Prompt: Every entry below should come back unchanged, except that the pictures are dropped.

Material for this exercise:
══════════

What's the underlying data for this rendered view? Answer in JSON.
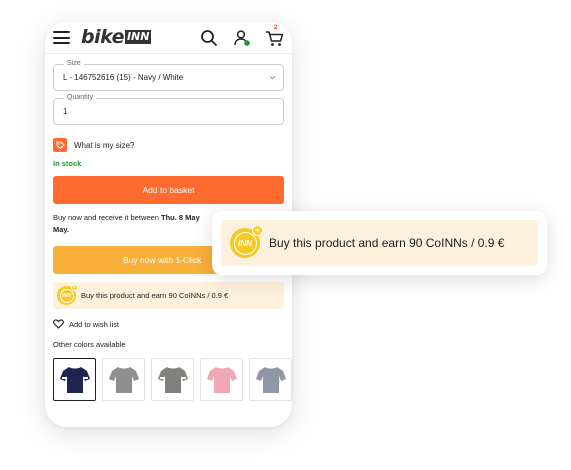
{
  "header": {
    "logo_text": "bike",
    "logo_badge": "INN",
    "cart_count": "2"
  },
  "size_field": {
    "label": "Size",
    "value": "L - 146752616 (15) - Navy / White"
  },
  "quantity_field": {
    "label": "Quantity",
    "value": "1"
  },
  "size_help": "What is my size?",
  "stock_status": "In stock",
  "add_to_basket": "Add to basket",
  "delivery": {
    "prefix": "Buy now and receive it between ",
    "date_from": "Thu. 8 May",
    "date_to_end": "May."
  },
  "buy_one_click": "Buy now with 1-Click",
  "coinns": {
    "badge": "INN",
    "text": "Buy this product and earn 90 CoINNs / 0.9 €"
  },
  "wishlist": "Add to wish list",
  "other_colors": "Other colors available",
  "swatch_colors": [
    "#1d2550",
    "#8e8f8d",
    "#7f817c",
    "#f2a7b8",
    "#8d97a8"
  ],
  "colors": {
    "accent": "#ff6a2f",
    "one_click": "#f9b03a",
    "coin": "#f6c928",
    "coin_bg": "#fdf0dc",
    "stock": "#1a9b2b"
  }
}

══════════

Answer box:
What's the underlying data for this rendered view? Answer in JSON.
{
  "header": {
    "logo_text": "bike",
    "logo_badge": "INN",
    "cart_count": "2"
  },
  "size_field": {
    "label": "Size",
    "value": "L - 146752616 (15) - Navy / White"
  },
  "quantity_field": {
    "label": "Quantity",
    "value": "1"
  },
  "size_help": "What is my size?",
  "stock_status": "In stock",
  "add_to_basket": "Add to basket",
  "delivery": {
    "prefix": "Buy now and receive it between ",
    "date_from": "Thu. 8 May",
    "date_to_end": "May."
  },
  "buy_one_click": "Buy now with 1-Click",
  "coinns": {
    "badge": "INN",
    "text": "Buy this product and earn 90 CoINNs / 0.9 €"
  },
  "wishlist": "Add to wish list",
  "other_colors": "Other colors available",
  "swatch_colors": [
    "#1d2550",
    "#8e8f8d",
    "#7f817c",
    "#f2a7b8",
    "#8d97a8"
  ],
  "colors": {
    "accent": "#ff6a2f",
    "one_click": "#f9b03a",
    "coin": "#f6c928",
    "coin_bg": "#fdf0dc",
    "stock": "#1a9b2b"
  }
}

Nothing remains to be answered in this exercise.